Task to complete: Print the data that follows without changing a single word.
== Study material ==
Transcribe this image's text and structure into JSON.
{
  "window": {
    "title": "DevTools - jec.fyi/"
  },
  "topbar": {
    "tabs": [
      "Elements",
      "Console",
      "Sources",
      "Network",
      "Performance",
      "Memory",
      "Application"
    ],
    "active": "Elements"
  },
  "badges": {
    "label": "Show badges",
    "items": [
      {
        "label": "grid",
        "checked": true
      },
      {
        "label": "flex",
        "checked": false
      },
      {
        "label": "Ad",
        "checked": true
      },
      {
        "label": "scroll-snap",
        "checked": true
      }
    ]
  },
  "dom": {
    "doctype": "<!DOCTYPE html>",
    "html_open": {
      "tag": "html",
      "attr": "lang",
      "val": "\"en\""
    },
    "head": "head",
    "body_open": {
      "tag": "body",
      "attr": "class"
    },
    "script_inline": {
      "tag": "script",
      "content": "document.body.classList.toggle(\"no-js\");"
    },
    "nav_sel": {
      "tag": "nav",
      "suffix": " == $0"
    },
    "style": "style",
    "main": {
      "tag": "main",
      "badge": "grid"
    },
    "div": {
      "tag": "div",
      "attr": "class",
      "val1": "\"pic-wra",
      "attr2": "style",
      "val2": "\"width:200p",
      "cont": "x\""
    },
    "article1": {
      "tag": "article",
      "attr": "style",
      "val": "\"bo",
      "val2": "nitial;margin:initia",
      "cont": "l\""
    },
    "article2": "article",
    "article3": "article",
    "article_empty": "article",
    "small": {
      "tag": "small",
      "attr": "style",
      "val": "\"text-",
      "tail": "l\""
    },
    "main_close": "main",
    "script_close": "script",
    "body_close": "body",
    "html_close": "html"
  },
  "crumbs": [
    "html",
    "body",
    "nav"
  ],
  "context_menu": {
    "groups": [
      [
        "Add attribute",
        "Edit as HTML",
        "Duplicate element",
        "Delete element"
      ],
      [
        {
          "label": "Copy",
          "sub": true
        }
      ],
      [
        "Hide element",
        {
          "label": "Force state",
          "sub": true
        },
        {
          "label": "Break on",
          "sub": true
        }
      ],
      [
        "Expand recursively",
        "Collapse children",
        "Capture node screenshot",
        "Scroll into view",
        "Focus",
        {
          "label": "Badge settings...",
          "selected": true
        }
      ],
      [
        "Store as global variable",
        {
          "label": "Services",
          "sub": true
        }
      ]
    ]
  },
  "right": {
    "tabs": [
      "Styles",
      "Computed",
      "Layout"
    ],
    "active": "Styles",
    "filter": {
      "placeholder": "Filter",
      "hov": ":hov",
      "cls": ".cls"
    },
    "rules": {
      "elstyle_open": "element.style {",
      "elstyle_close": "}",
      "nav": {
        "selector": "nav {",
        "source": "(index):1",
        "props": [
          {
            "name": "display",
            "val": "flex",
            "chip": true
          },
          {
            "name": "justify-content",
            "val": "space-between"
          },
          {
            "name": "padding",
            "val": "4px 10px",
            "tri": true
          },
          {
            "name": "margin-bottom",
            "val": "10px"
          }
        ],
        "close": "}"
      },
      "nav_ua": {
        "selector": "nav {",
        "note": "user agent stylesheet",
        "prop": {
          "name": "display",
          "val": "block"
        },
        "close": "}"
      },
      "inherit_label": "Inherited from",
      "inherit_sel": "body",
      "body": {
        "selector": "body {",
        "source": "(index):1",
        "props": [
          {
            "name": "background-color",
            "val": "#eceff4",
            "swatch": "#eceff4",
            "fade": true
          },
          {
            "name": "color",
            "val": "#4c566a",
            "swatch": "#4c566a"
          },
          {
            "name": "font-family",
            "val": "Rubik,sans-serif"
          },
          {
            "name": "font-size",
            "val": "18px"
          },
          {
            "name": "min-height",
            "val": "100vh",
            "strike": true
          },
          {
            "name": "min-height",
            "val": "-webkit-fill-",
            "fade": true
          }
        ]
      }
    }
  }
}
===
Completed exercise:
Transcribe this image's text and structure into JSON.
{
  "window": {
    "title": "DevTools - jec.fyi/"
  },
  "topbar": {
    "tabs": [
      "Elements",
      "Console",
      "Sources",
      "Network",
      "Performance",
      "Memory",
      "Application"
    ],
    "active": "Elements"
  },
  "badges": {
    "label": "Show badges",
    "items": [
      {
        "label": "grid",
        "checked": true
      },
      {
        "label": "flex",
        "checked": false
      },
      {
        "label": "Ad",
        "checked": true
      },
      {
        "label": "scroll-snap",
        "checked": true
      }
    ]
  },
  "dom": {
    "doctype": "<!DOCTYPE html>",
    "html_open": {
      "tag": "html",
      "attr": "lang",
      "val": "\"en\""
    },
    "head": "head",
    "body_open": {
      "tag": "body",
      "attr": "class"
    },
    "script_inline": {
      "tag": "script",
      "content": "document.body.classList.toggle(\"no-js\");"
    },
    "nav_sel": {
      "tag": "nav",
      "suffix": " == $0"
    },
    "style": "style",
    "main": {
      "tag": "main",
      "badge": "grid"
    },
    "div": {
      "tag": "div",
      "attr": "class",
      "val1": "\"pic-wra",
      "attr2": "style",
      "val2": "\"width:200p",
      "cont": "x\""
    },
    "article1": {
      "tag": "article",
      "attr": "style",
      "val": "\"bo",
      "val2": "nitial;margin:initia",
      "cont": "l\""
    },
    "article2": "article",
    "article3": "article",
    "article_empty": "article",
    "small": {
      "tag": "small",
      "attr": "style",
      "val": "\"text-",
      "tail": "l\""
    },
    "main_close": "main",
    "script_close": "script",
    "body_close": "body",
    "html_close": "html"
  },
  "crumbs": [
    "html",
    "body",
    "nav"
  ],
  "context_menu": {
    "groups": [
      [
        "Add attribute",
        "Edit as HTML",
        "Duplicate element",
        "Delete element"
      ],
      [
        {
          "label": "Copy",
          "sub": true
        }
      ],
      [
        "Hide element",
        {
          "label": "Force state",
          "sub": true
        },
        {
          "label": "Break on",
          "sub": true
        }
      ],
      [
        "Expand recursively",
        "Collapse children",
        "Capture node screenshot",
        "Scroll into view",
        "Focus",
        {
          "label": "Badge settings...",
          "selected": true
        }
      ],
      [
        "Store as global variable",
        {
          "label": "Services",
          "sub": true
        }
      ]
    ]
  },
  "right": {
    "tabs": [
      "Styles",
      "Computed",
      "Layout"
    ],
    "active": "Styles",
    "filter": {
      "placeholder": "Filter",
      "hov": ":hov",
      "cls": ".cls"
    },
    "rules": {
      "elstyle_open": "element.style {",
      "elstyle_close": "}",
      "nav": {
        "selector": "nav {",
        "source": "(index):1",
        "props": [
          {
            "name": "display",
            "val": "flex",
            "chip": true
          },
          {
            "name": "justify-content",
            "val": "space-between"
          },
          {
            "name": "padding",
            "val": "4px 10px",
            "tri": true
          },
          {
            "name": "margin-bottom",
            "val": "10px"
          }
        ],
        "close": "}"
      },
      "nav_ua": {
        "selector": "nav {",
        "note": "user agent stylesheet",
        "prop": {
          "name": "display",
          "val": "block"
        },
        "close": "}"
      },
      "inherit_label": "Inherited from",
      "inherit_sel": "body",
      "body": {
        "selector": "body {",
        "source": "(index):1",
        "props": [
          {
            "name": "background-color",
            "val": "#eceff4",
            "swatch": "#eceff4",
            "fade": true
          },
          {
            "name": "color",
            "val": "#4c566a",
            "swatch": "#4c566a"
          },
          {
            "name": "font-family",
            "val": "Rubik,sans-serif"
          },
          {
            "name": "font-size",
            "val": "18px"
          },
          {
            "name": "min-height",
            "val": "100vh",
            "strike": true
          },
          {
            "name": "min-height",
            "val": "-webkit-fill-",
            "fade": true
          }
        ]
      }
    }
  }
}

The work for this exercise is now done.